Susan McDougal Gets 2 Years for Fraud Tied to Whitewater
By Michael Haddigan
Sobbing that her role in the Whitewater scandal has ruined her life, Susan McDougal was sentenced today to two years in prison for her part in a scheme to obtain a fraudulent $300,000 small business loan in 1986.
McDougal, a former partner in the Ozarks land venture with then-Gov. Bill Clinton and Hillary Rodham Clinton, pleaded for leniency before U.S. District Judge George Howard Jr. "If not for Whitewater, I would be married and have children," she said. "I just ask you please for your mercy and tell you how sorry I am."
While her attorney portrayed her as the dupe of her former husband, James B. McDougal, a flamboyant real estate developer and owner of a failed savings and loan, prosecutors argued that her involvement in the loan scheme was part of "a pattern of deceit."
Prosecutor W. Ray Jahn said.
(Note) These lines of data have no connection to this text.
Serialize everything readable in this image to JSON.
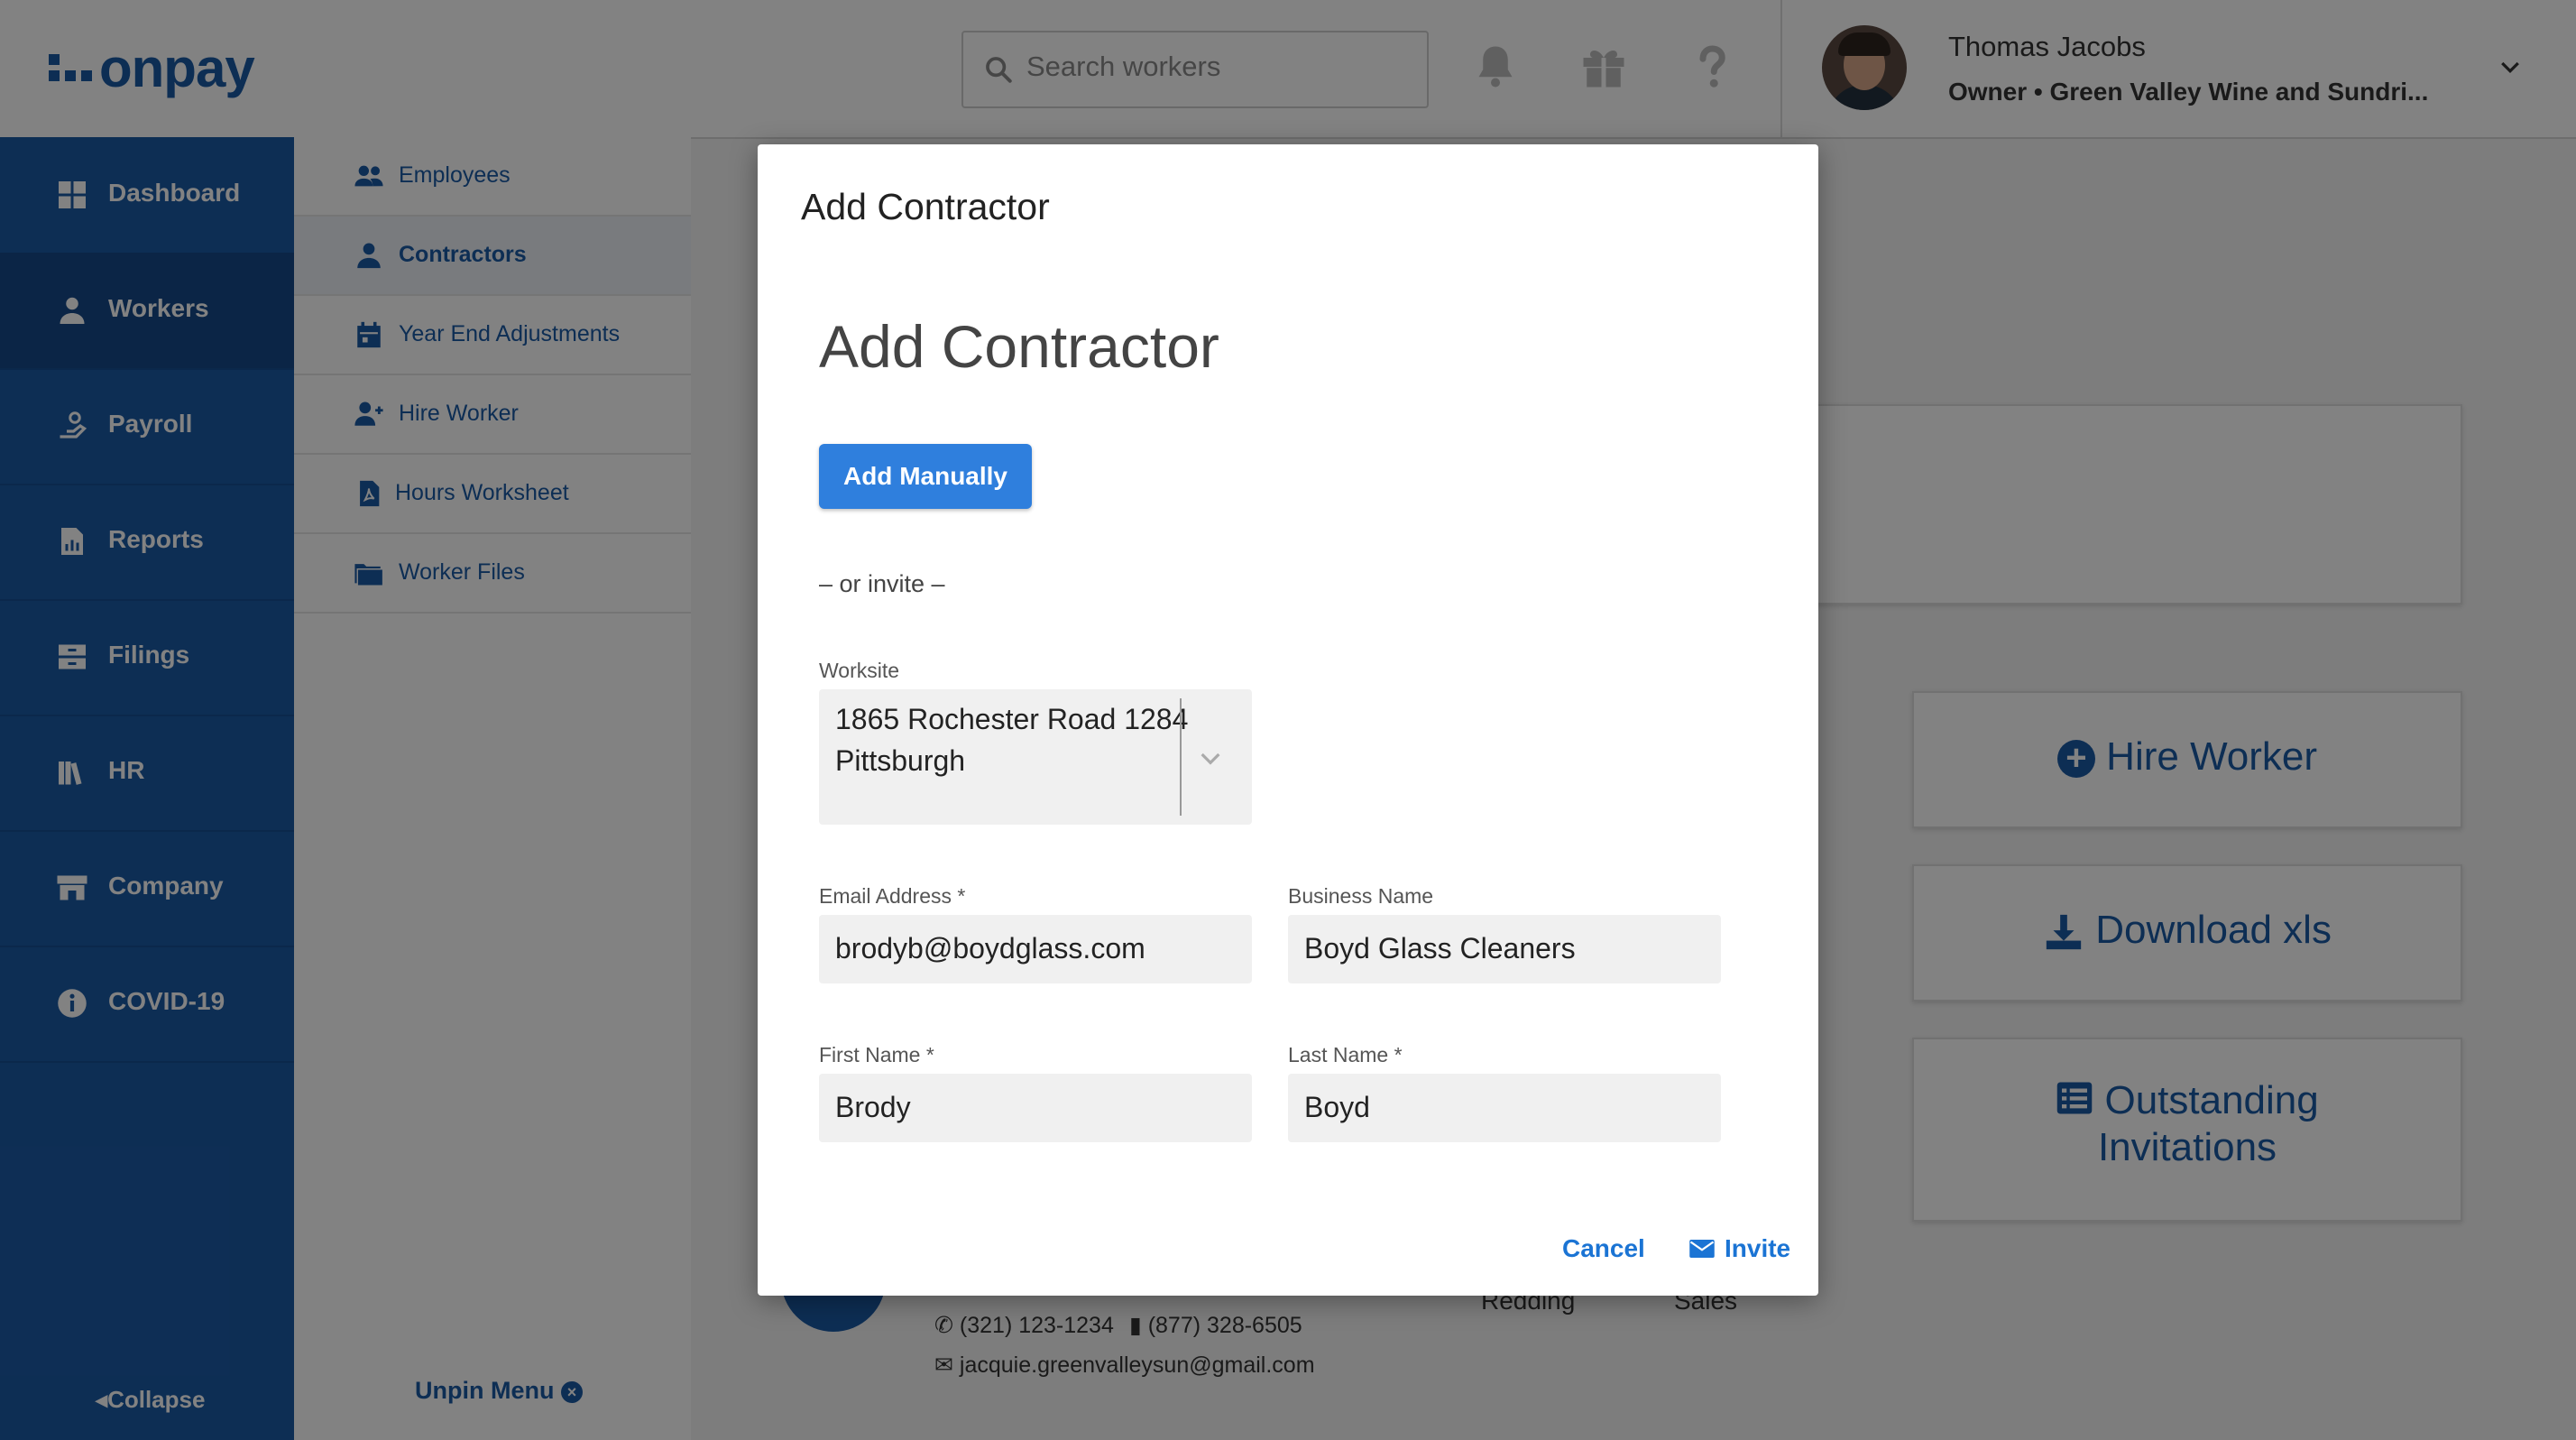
{
  "header": {
    "logo": "onpay",
    "search_placeholder": "Search workers",
    "icons": [
      "bell-icon",
      "gift-icon",
      "question-icon"
    ],
    "user_name": "Thomas Jacobs",
    "user_subtitle": "Owner • Green Valley Wine and Sundri..."
  },
  "sidebar": {
    "items": [
      {
        "label": "Dashboard",
        "icon": "dashboard-icon"
      },
      {
        "label": "Workers",
        "icon": "workers-icon"
      },
      {
        "label": "Payroll",
        "icon": "payroll-icon"
      },
      {
        "label": "Reports",
        "icon": "reports-icon"
      },
      {
        "label": "Filings",
        "icon": "filings-icon"
      },
      {
        "label": "HR",
        "icon": "hr-icon"
      },
      {
        "label": "Company",
        "icon": "company-icon"
      },
      {
        "label": "COVID-19",
        "icon": "info-icon"
      }
    ],
    "active": "Workers",
    "collapse_label": "Collapse"
  },
  "subnav": {
    "items": [
      {
        "label": "Employees",
        "icon": "employees-icon"
      },
      {
        "label": "Contractors",
        "icon": "contractor-icon"
      },
      {
        "label": "Year End Adjustments",
        "icon": "calendar-icon"
      },
      {
        "label": "Hire Worker",
        "icon": "add-user-icon"
      },
      {
        "label": "Hours Worksheet",
        "icon": "pdf-icon"
      },
      {
        "label": "Worker Files",
        "icon": "folder-icon"
      }
    ],
    "active": "Contractors",
    "unpin_label": "Unpin Menu"
  },
  "background": {
    "actions": [
      "Hire Worker",
      "Download xls",
      "Outstanding Invitations"
    ],
    "contact": {
      "phone": "(321) 123-1234",
      "mobile": "(877) 328-6505",
      "email": "jacquie.greenvalleysun@gmail.com",
      "location": "Redding",
      "department": "Sales"
    }
  },
  "modal": {
    "title": "Add Contractor",
    "heading": "Add Contractor",
    "add_manually_label": "Add Manually",
    "or_invite": "– or invite –",
    "worksite": {
      "label": "Worksite",
      "value_line1": "1865 Rochester Road 1284",
      "value_line2": "Pittsburgh"
    },
    "email": {
      "label": "Email Address *",
      "value": "brodyb@boydglass.com"
    },
    "business": {
      "label": "Business Name",
      "value": "Boyd Glass Cleaners"
    },
    "first_name": {
      "label": "First Name *",
      "value": "Brody"
    },
    "last_name": {
      "label": "Last Name *",
      "value": "Boyd"
    },
    "cancel_label": "Cancel",
    "invite_label": "Invite"
  },
  "colors": {
    "brand": "#1b5aa6",
    "primary_button": "#2f7fdd",
    "link": "#1b74d4"
  }
}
McDougal had cheated on her husband and deceived the now-defunct Madison Guaranty S&L and the federal Small Business Administration. He said she recently lied to the court officer preparing her presentencing report.
"I submit to you, your honor, she is sorry she got caught," Jahn said.
Howard also sentenced her to three years of probation and ordered her to pay a $5,000 fine and $300,000 in restitution plus interest. McDougal, 41, also must perform 300 hours of community service while on probation.
The McDougals and former governor Jim Guy Tucker (D) were convicted May 28 after a three-month fraud and conspiracy trial brought by the office of independent counsel Kenneth W. Starr. Prosecutors charged the three conspired with former Little Rock municipal judge David Hale to obtain $3 million in illegal loans from Hale's investment company. The loans were backed by the SBA.
On Monday, Tucker escaped a prison sentence after doctors gave extensive testimony about his poor health. Tucker is on a waiting list for a liver transplant. Howard gave Tucker a suspended four-year jail sentence and four years' probation, including 18 months on home detention. Tucker also must pay a $25,000 fine and $294,000 in restitution and interest.
Susan McDougal emerged long ago as one of the most colorful characters in the dense Whitewater saga. In Arkansas during the mid-1980s, she was the young pretty face on television commercials promoting her husband's ambitious land developments. The most memorable spot featured her on horseback, her long hair streaming as she rode.
On paper, she owned a marketing firm that did promotions for the trailer parks and subdivisions backed by her husband's S&L; But during the trial, prosecutors described the company as a sham.
Hale testified that then-Gov. Clinton and others asked him to make a phony loan in the name of McDougal's marketing company. The president, who testified on videotape for the defense, denied the allegation. Hale, who agreed to cooperate with Starr's investigation, is serving a 28-month prison term on his guilty pleas to conspiracy and mail fraud charges.
Proceeds of the $300,000 loan ultimately ended up in other McDougal land projects, and a portion was used to purchase a tract of land in the name of Whitewater Development Corp.
Defense attorney Bobby McDaniel blasted Starr's prosecutors, saying they made McDougal a "political prisoner" because she refused to help with their investigation of the Clintons. "She is a pawn of a political agenda," he said. McDaniel said McDougal will appeal her conviction.
Susan McDougal was convicted in May on four counts, including mail fraud, misapplication of funds, making false statements and false entries. Howard sentenced her to two-year concurrent terms for each of the first three counts. He suspended sentence on the fourth count but gave her probation, the fine and community service.
James McDougal's sentencing was set for Monday, but Howard ordered a 90-day delay. McDougal, who has acidly criticized Starr's office, has said he is now cooperating with prosecutors in their probe.
Susan McDougal's fiance, Pat Harris of Los Angeles, testified that they began their relationship 12 years ago while the McDougals were still married and Harris worked at Madison. Speaking through tears as he sat on the witness stand, Harris said the pressures of the case have prevented the couple from starting a family. "We would like to pick up the pieces. There are hopes and dreams," he said.
But Jahn argued for a stiff prison term and fine. Despite promises she would not have to incriminate herself, her former husband or her family, she refused to cooperate with authorities.
McDaniel told reporters after court that Jahn told him in a recent telephone call that prosecutors wanted Susan McDougal to provide information on the Clintons. Starr in a statement tonight said no deal had been offered to her.
© Copyright 1997 The Washington Post Company